[Study material — start]
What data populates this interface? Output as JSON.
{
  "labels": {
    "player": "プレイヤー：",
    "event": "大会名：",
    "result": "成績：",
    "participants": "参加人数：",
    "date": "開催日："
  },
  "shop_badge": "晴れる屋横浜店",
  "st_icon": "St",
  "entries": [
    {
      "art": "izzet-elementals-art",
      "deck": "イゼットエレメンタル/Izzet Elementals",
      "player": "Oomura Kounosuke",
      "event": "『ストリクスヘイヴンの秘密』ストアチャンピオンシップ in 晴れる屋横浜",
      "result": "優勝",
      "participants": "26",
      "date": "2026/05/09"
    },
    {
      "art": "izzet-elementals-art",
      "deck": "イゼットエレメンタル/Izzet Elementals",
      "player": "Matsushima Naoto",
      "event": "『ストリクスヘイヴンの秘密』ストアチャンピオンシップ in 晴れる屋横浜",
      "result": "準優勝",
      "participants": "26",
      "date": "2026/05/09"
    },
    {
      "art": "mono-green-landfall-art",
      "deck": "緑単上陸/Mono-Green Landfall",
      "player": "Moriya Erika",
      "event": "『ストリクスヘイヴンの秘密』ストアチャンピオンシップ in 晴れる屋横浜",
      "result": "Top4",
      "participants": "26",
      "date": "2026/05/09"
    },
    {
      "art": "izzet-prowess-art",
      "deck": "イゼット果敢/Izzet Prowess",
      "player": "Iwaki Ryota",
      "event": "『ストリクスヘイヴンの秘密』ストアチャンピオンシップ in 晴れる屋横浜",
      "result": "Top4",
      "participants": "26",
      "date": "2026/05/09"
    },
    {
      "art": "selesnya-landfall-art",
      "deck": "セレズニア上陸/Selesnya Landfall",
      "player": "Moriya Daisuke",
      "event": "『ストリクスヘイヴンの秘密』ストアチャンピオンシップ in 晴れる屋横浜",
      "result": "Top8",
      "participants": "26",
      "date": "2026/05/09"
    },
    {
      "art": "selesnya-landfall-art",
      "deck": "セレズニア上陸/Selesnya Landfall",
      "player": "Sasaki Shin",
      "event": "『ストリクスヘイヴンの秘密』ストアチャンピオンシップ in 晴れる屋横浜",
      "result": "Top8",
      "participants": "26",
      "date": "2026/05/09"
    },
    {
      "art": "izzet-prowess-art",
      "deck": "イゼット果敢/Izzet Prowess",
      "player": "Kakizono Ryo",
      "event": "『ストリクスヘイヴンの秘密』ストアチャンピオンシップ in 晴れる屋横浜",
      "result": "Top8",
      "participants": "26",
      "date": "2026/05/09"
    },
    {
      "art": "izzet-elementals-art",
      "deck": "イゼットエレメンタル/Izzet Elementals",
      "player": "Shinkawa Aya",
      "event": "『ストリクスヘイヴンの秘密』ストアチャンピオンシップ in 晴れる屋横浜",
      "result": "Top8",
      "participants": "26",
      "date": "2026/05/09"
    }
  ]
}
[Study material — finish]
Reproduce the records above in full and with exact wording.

What data populates this interface? Output as JSON.
{
  "labels": {
    "player": "プレイヤー：",
    "event": "大会名：",
    "result": "成績：",
    "participants": "参加人数：",
    "date": "開催日："
  },
  "shop_badge": "晴れる屋横浜店",
  "st_icon": "St",
  "entries": [
    {
      "art": "izzet-elementals-art",
      "deck": "イゼットエレメンタル/Izzet Elementals",
      "player": "Oomura Kounosuke",
      "event": "『ストリクスヘイヴンの秘密』ストアチャンピオンシップ in 晴れる屋横浜",
      "result": "優勝",
      "participants": "26",
      "date": "2026/05/09"
    },
    {
      "art": "izzet-elementals-art",
      "deck": "イゼットエレメンタル/Izzet Elementals",
      "player": "Matsushima Naoto",
      "event": "『ストリクスヘイヴンの秘密』ストアチャンピオンシップ in 晴れる屋横浜",
      "result": "準優勝",
      "participants": "26",
      "date": "2026/05/09"
    },
    {
      "art": "mono-green-landfall-art",
      "deck": "緑単上陸/Mono-Green Landfall",
      "player": "Moriya Erika",
      "event": "『ストリクスヘイヴンの秘密』ストアチャンピオンシップ in 晴れる屋横浜",
      "result": "Top4",
      "participants": "26",
      "date": "2026/05/09"
    },
    {
      "art": "izzet-prowess-art",
      "deck": "イゼット果敢/Izzet Prowess",
      "player": "Iwaki Ryota",
      "event": "『ストリクスヘイヴンの秘密』ストアチャンピオンシップ in 晴れる屋横浜",
      "result": "Top4",
      "participants": "26",
      "date": "2026/05/09"
    },
    {
      "art": "selesnya-landfall-art",
      "deck": "セレズニア上陸/Selesnya Landfall",
      "player": "Moriya Daisuke",
      "event": "『ストリクスヘイヴンの秘密』ストアチャンピオンシップ in 晴れる屋横浜",
      "result": "Top8",
      "participants": "26",
      "date": "2026/05/09"
    },
    {
      "art": "selesnya-landfall-art",
      "deck": "セレズニア上陸/Selesnya Landfall",
      "player": "Sasaki Shin",
      "event": "『ストリクスヘイヴンの秘密』ストアチャンピオンシップ in 晴れる屋横浜",
      "result": "Top8",
      "participants": "26",
      "date": "2026/05/09"
    },
    {
      "art": "izzet-prowess-art",
      "deck": "イゼット果敢/Izzet Prowess",
      "player": "Kakizono Ryo",
      "event": "『ストリクスヘイヴンの秘密』ストアチャンピオンシップ in 晴れる屋横浜",
      "result": "Top8",
      "participants": "26",
      "date": "2026/05/09"
    },
    {
      "art": "izzet-elementals-art",
      "deck": "イゼットエレメンタル/Izzet Elementals",
      "player": "Shinkawa Aya",
      "event": "『ストリクスヘイヴンの秘密』ストアチャンピオンシップ in 晴れる屋横浜",
      "result": "Top8",
      "participants": "26",
      "date": "2026/05/09"
    }
  ]
}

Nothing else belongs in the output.